By Joan Smith

Over the last three years, 13,000 hospital operations have been cancelled in the hospital boards across Wales. More than 9,000 of these are down to bed shortages.The number of operations cancelled due to lack of staff rose from 1,125 to 1,628 over the same period.

The Welsh government is trying to wash its hands of any responsibility by saying that a high-proportion of cancellations are done by patients themselves and sometimes it will be necessary for a hospital to cancel an operation for justifiable and professional clinical reasons. In fact a majority of these cancellations have caused by the erosion of NHS services in Wales due to slashing of funds.

A Welsh government spokesman hypocritically said, “We are committed to reducing the number of cancelled operations across Wales.”

But one should explain how cutting £660 million by the Labour-led administration in Wales over the last three years could help to reduce the number of cancellations.

There has been a 72 percent increase in cancellations due to bed shortages since 2010/2011, with Cardiff and Vale University Health Board’s cancellations almost hitting 4,500.

According to one source, Labour led governments have cut down more than 2,000 beds in Wales over the last decade.

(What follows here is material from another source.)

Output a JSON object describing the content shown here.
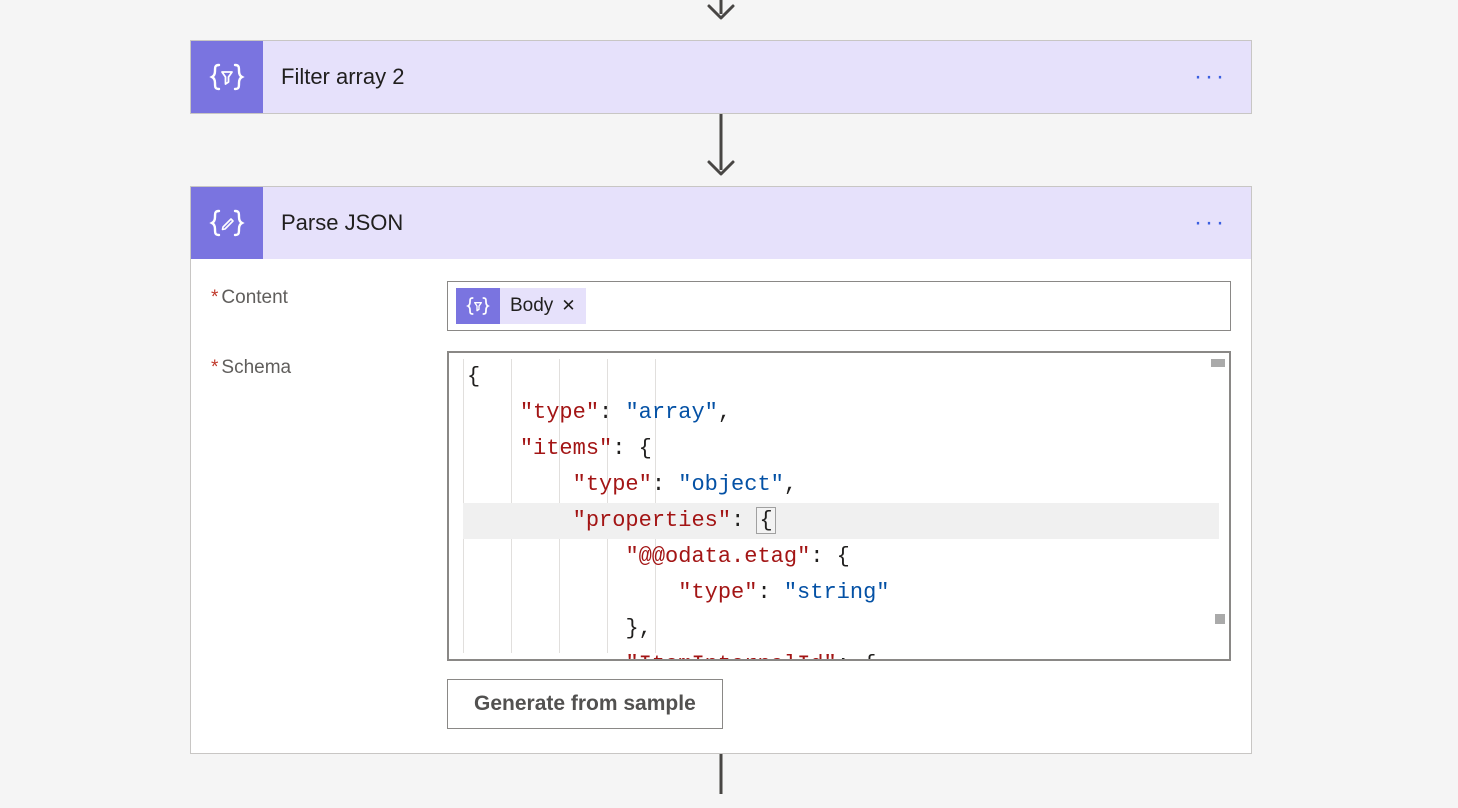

These attacks on NHS carried out by the Welsh administration, in line with their Conservative and Liberal Democrat counterparts in Westminster, are aimed at dismantling NHS services and privatising them. They are not only creating problems in surgical interventions but having a critical impact on services across the board.

Eleven percent of patients admitted to Accident and Emergency care facilities in Wales have not been treated, admitted to wards or discharged less than a four hour period despite the UK legislation stipulates that 95 percent should be.

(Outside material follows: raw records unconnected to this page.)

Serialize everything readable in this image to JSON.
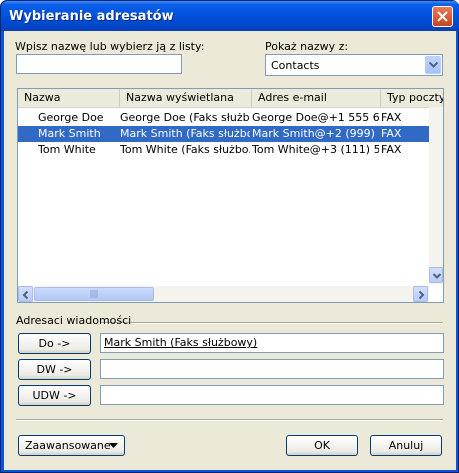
{
  "window": {
    "title": "Wybieranie adresatów"
  },
  "search": {
    "label": "Wpisz nazwę lub wybierz ją z listy:",
    "value": ""
  },
  "show_names": {
    "label": "Pokaż nazwy z:",
    "selected": "Contacts"
  },
  "table": {
    "columns": [
      "Nazwa",
      "Nazwa wyświetlana",
      "Adres e-mail",
      "Typ poczty"
    ],
    "rows": [
      {
        "name": "George Doe",
        "display": "George Doe (Faks służb...",
        "email": "George Doe@+1 555 6...",
        "type": "FAX",
        "selected": false
      },
      {
        "name": "Mark Smith",
        "display": "Mark Smith (Faks służbo...",
        "email": "Mark Smith@+2 (999) 8...",
        "type": "FAX",
        "selected": true
      },
      {
        "name": "Tom White",
        "display": "Tom White (Faks służbo...",
        "email": "Tom White@+3 (111) 5...",
        "type": "FAX",
        "selected": false
      }
    ]
  },
  "recipients": {
    "label": "Adresaci wiadomości",
    "to": {
      "button": "Do ->",
      "value": "Mark Smith (Faks służbowy)"
    },
    "cc": {
      "button": "DW ->",
      "value": ""
    },
    "bcc": {
      "button": "UDW ->",
      "value": ""
    }
  },
  "footer": {
    "advanced": "Zaawansowane",
    "ok": "OK",
    "cancel": "Anuluj"
  }
}
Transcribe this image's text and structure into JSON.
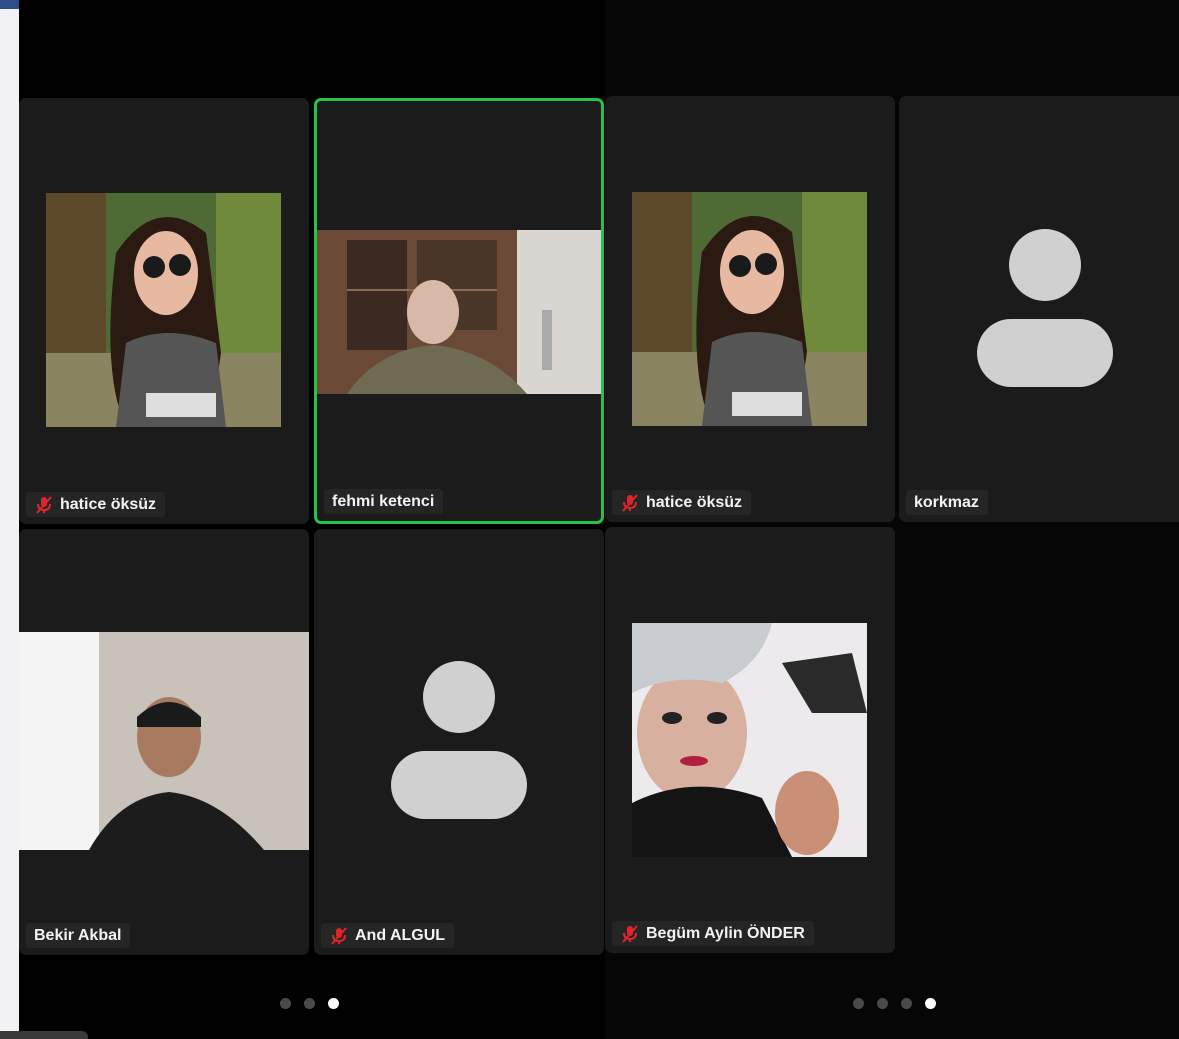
{
  "left_page": {
    "tiles": [
      {
        "name": "hatice öksüz",
        "muted": true
      },
      {
        "name": "fehmi ketenci",
        "muted": false,
        "speaking": true
      },
      {
        "name": "Bekir Akbal",
        "muted": false
      },
      {
        "name": "And ALGUL",
        "muted": true
      }
    ],
    "pager": {
      "total": 3,
      "current": 3
    }
  },
  "right_page": {
    "tiles": [
      {
        "name": "hatice öksüz",
        "muted": true
      },
      {
        "name": "korkmaz",
        "muted": false
      },
      {
        "name": "Begüm Aylin ÖNDER",
        "muted": true
      }
    ],
    "pager": {
      "total": 4,
      "current": 4
    }
  },
  "icons": {
    "muted_mic": "mic-off-icon",
    "placeholder": "user-avatar-icon"
  },
  "colors": {
    "active_speaker": "#26c24a",
    "muted": "#e0242b",
    "tile_bg": "#1b1b1b"
  }
}
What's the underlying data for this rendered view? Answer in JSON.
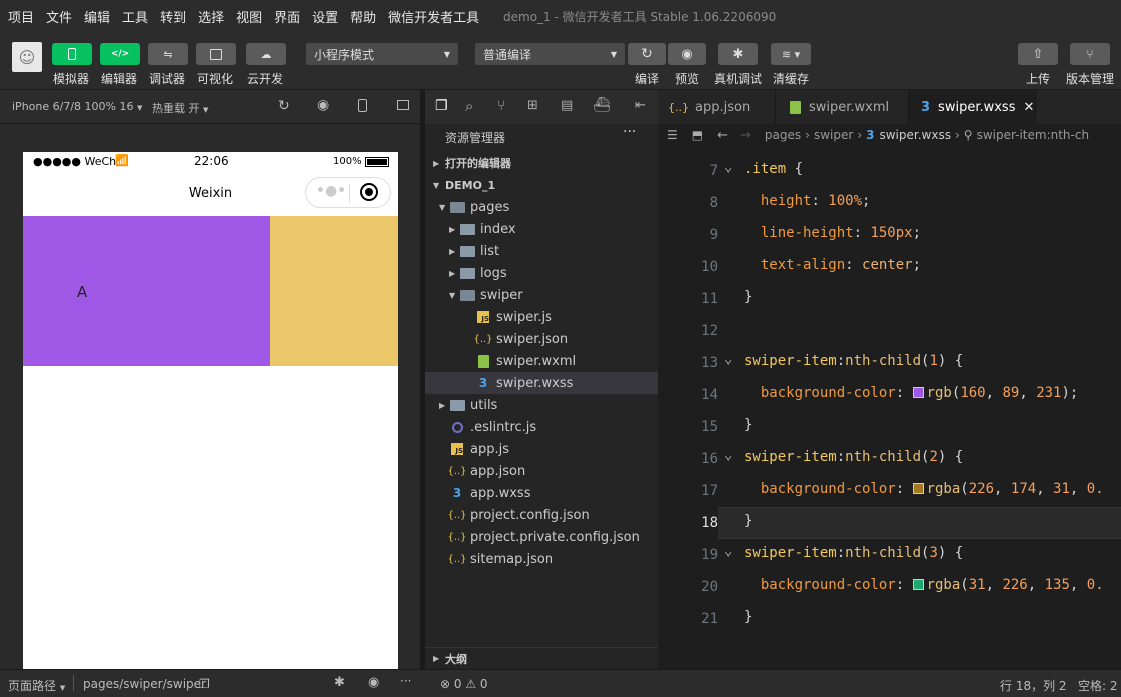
{
  "menu": [
    "项目",
    "文件",
    "编辑",
    "工具",
    "转到",
    "选择",
    "视图",
    "界面",
    "设置",
    "帮助",
    "微信开发者工具"
  ],
  "window_title": "demo_1 - 微信开发者工具 Stable 1.06.2206090",
  "toolbar": {
    "simulator": "模拟器",
    "editor": "编辑器",
    "debugger": "调试器",
    "visual": "可视化",
    "cloud": "云开发",
    "mode_select": "小程序模式",
    "compile_select": "普通编译",
    "compile": "编译",
    "preview": "预览",
    "real_debug": "真机调试",
    "clear_cache": "清缓存",
    "upload": "上传",
    "version": "版本管理",
    "editor_glyph": "</>"
  },
  "simulator": {
    "device": "iPhone 6/7/8 100% 16",
    "hot_reload": "热重载 开",
    "status_carrier": "●●●●● WeChat",
    "status_time": "22:06",
    "status_battery": "100%",
    "nav_title": "Weixin",
    "swiper_label": "A",
    "swiper_colors": [
      "#a059e7",
      "#ecc76a"
    ]
  },
  "explorer": {
    "title": "资源管理器",
    "open_editors": "打开的编辑器",
    "project": "DEMO_1",
    "outline": "大纲",
    "items": [
      {
        "label": "pages",
        "depth": 1,
        "kind": "folder-open",
        "expanded": true
      },
      {
        "label": "index",
        "depth": 2,
        "kind": "folder",
        "expanded": false
      },
      {
        "label": "list",
        "depth": 2,
        "kind": "folder",
        "expanded": false
      },
      {
        "label": "logs",
        "depth": 2,
        "kind": "folder",
        "expanded": false
      },
      {
        "label": "swiper",
        "depth": 2,
        "kind": "folder-open",
        "expanded": true
      },
      {
        "label": "swiper.js",
        "depth": 3,
        "kind": "js"
      },
      {
        "label": "swiper.json",
        "depth": 3,
        "kind": "json"
      },
      {
        "label": "swiper.wxml",
        "depth": 3,
        "kind": "wxml"
      },
      {
        "label": "swiper.wxss",
        "depth": 3,
        "kind": "wxss",
        "selected": true
      },
      {
        "label": "utils",
        "depth": 1,
        "kind": "folder",
        "expanded": false
      },
      {
        "label": ".eslintrc.js",
        "depth": 1,
        "kind": "eslint"
      },
      {
        "label": "app.js",
        "depth": 1,
        "kind": "js"
      },
      {
        "label": "app.json",
        "depth": 1,
        "kind": "json"
      },
      {
        "label": "app.wxss",
        "depth": 1,
        "kind": "wxss"
      },
      {
        "label": "project.config.json",
        "depth": 1,
        "kind": "json"
      },
      {
        "label": "project.private.config.json",
        "depth": 1,
        "kind": "json"
      },
      {
        "label": "sitemap.json",
        "depth": 1,
        "kind": "json"
      }
    ]
  },
  "tabs": [
    {
      "label": "app.json",
      "icon": "{..}",
      "active": false
    },
    {
      "label": "swiper.wxml",
      "icon": "wxml-icon",
      "active": false
    },
    {
      "label": "swiper.wxss",
      "icon": "wxss-icon",
      "active": true
    }
  ],
  "breadcrumb": [
    "pages",
    "swiper",
    "swiper.wxss",
    "swiper-item:nth-ch"
  ],
  "code_lines": [
    {
      "n": "7",
      "fold": true,
      "parts": [
        [
          "sel-c",
          ".item"
        ],
        [
          "brace",
          " {"
        ]
      ]
    },
    {
      "n": "8",
      "parts": [
        [
          "brace",
          "  "
        ],
        [
          "prop",
          "height"
        ],
        [
          "brace",
          ": "
        ],
        [
          "num",
          "100%"
        ],
        [
          "brace",
          ";"
        ]
      ]
    },
    {
      "n": "9",
      "parts": [
        [
          "brace",
          "  "
        ],
        [
          "prop",
          "line-height"
        ],
        [
          "brace",
          ": "
        ],
        [
          "num",
          "150px"
        ],
        [
          "brace",
          ";"
        ]
      ]
    },
    {
      "n": "10",
      "parts": [
        [
          "brace",
          "  "
        ],
        [
          "prop",
          "text-align"
        ],
        [
          "brace",
          ": "
        ],
        [
          "val",
          "center"
        ],
        [
          "brace",
          ";"
        ]
      ]
    },
    {
      "n": "11",
      "parts": [
        [
          "brace",
          "}"
        ]
      ]
    },
    {
      "n": "12",
      "parts": []
    },
    {
      "n": "13",
      "fold": true,
      "parts": [
        [
          "sel-c",
          "swiper-item"
        ],
        [
          "brace",
          ":"
        ],
        [
          "fn",
          "nth-child"
        ],
        [
          "brace",
          "("
        ],
        [
          "num",
          "1"
        ],
        [
          "brace",
          ") {"
        ]
      ]
    },
    {
      "n": "14",
      "swatch": "#a059e7",
      "parts": [
        [
          "brace",
          "  "
        ],
        [
          "prop",
          "background-color"
        ],
        [
          "brace",
          ": "
        ],
        [
          "swatch",
          ""
        ],
        [
          "fn",
          "rgb"
        ],
        [
          "brace",
          "("
        ],
        [
          "num",
          "160"
        ],
        [
          "brace",
          ", "
        ],
        [
          "num",
          "89"
        ],
        [
          "brace",
          ", "
        ],
        [
          "num",
          "231"
        ],
        [
          "brace",
          ");"
        ]
      ]
    },
    {
      "n": "15",
      "parts": [
        [
          "brace",
          "}"
        ]
      ]
    },
    {
      "n": "16",
      "fold": true,
      "parts": [
        [
          "sel-c",
          "swiper-item"
        ],
        [
          "brace",
          ":"
        ],
        [
          "fn",
          "nth-child"
        ],
        [
          "brace",
          "("
        ],
        [
          "num",
          "2"
        ],
        [
          "brace",
          ") {"
        ]
      ]
    },
    {
      "n": "17",
      "swatch": "#a37a1f",
      "parts": [
        [
          "brace",
          "  "
        ],
        [
          "prop",
          "background-color"
        ],
        [
          "brace",
          ": "
        ],
        [
          "swatch",
          ""
        ],
        [
          "fn",
          "rgba"
        ],
        [
          "brace",
          "("
        ],
        [
          "num",
          "226"
        ],
        [
          "brace",
          ", "
        ],
        [
          "num",
          "174"
        ],
        [
          "brace",
          ", "
        ],
        [
          "num",
          "31"
        ],
        [
          "brace",
          ", "
        ],
        [
          "num",
          "0."
        ]
      ]
    },
    {
      "n": "18",
      "cur": true,
      "parts": [
        [
          "brace",
          "}"
        ]
      ]
    },
    {
      "n": "19",
      "fold": true,
      "parts": [
        [
          "sel-c",
          "swiper-item"
        ],
        [
          "brace",
          ":"
        ],
        [
          "fn",
          "nth-child"
        ],
        [
          "brace",
          "("
        ],
        [
          "num",
          "3"
        ],
        [
          "brace",
          ") {"
        ]
      ]
    },
    {
      "n": "20",
      "swatch": "#1fa870",
      "parts": [
        [
          "brace",
          "  "
        ],
        [
          "prop",
          "background-color"
        ],
        [
          "brace",
          ": "
        ],
        [
          "swatch",
          ""
        ],
        [
          "fn",
          "rgba"
        ],
        [
          "brace",
          "("
        ],
        [
          "num",
          "31"
        ],
        [
          "brace",
          ", "
        ],
        [
          "num",
          "226"
        ],
        [
          "brace",
          ", "
        ],
        [
          "num",
          "135"
        ],
        [
          "brace",
          ", "
        ],
        [
          "num",
          "0."
        ]
      ]
    },
    {
      "n": "21",
      "parts": [
        [
          "brace",
          "}"
        ]
      ]
    }
  ],
  "bottom": {
    "page_path_label": "页面路径",
    "page_path": "pages/swiper/swiper",
    "errors": "⊗ 0 ⚠ 0",
    "cursor": "行 18，列 2",
    "indent": "空格: 2"
  },
  "colors": {
    "accent": "#07c160",
    "editor_bg": "#1e1e1e",
    "sidebar_bg": "#252526"
  }
}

After visiting the Cardiff and Vale University Health Board, one of the largest in Wales, a panel of professionals of the Royal College of Surgeons (RCS) described the situation:

“The Accident and Emergency (A&E) department was failing to cope with the constant influx of patients. This is an infrastructure failure. For instance there are only three resuscitation bays and patients are often stacked up in corridors and ambulances. There are staffing issues in terms of a timely attending to patients.”

The RCS revealed that due to long waiting lists many patients had deteriorated or died before reaching surgery. The report showed that due to the gutting of NHS services, cheaper and less effective methods had been used to treat patients in place of surgery and that beds have been closed in order to save money.

Correspondence between the RCS and the Health inspectorate of Wales revealed that 152 patients had died in the last five years while waiting for heart surgery.  Those who need heart surgery are meant to be treated within 26 weeks.

NHS Executive David Sissling insisted that the bed shortages were down to “unprecedented pressures” during the winter months. He was responding to a Wales Audit Office report that said that health boards had taken unsustainable measures to meet their financial targets.

A report by the Auditor General last week highlighted the deterioration of A&E services across Wales caused by the backlog of patients in hospitals. Many patients, especially elderly, are left waiting in A&E for up to 12 hours.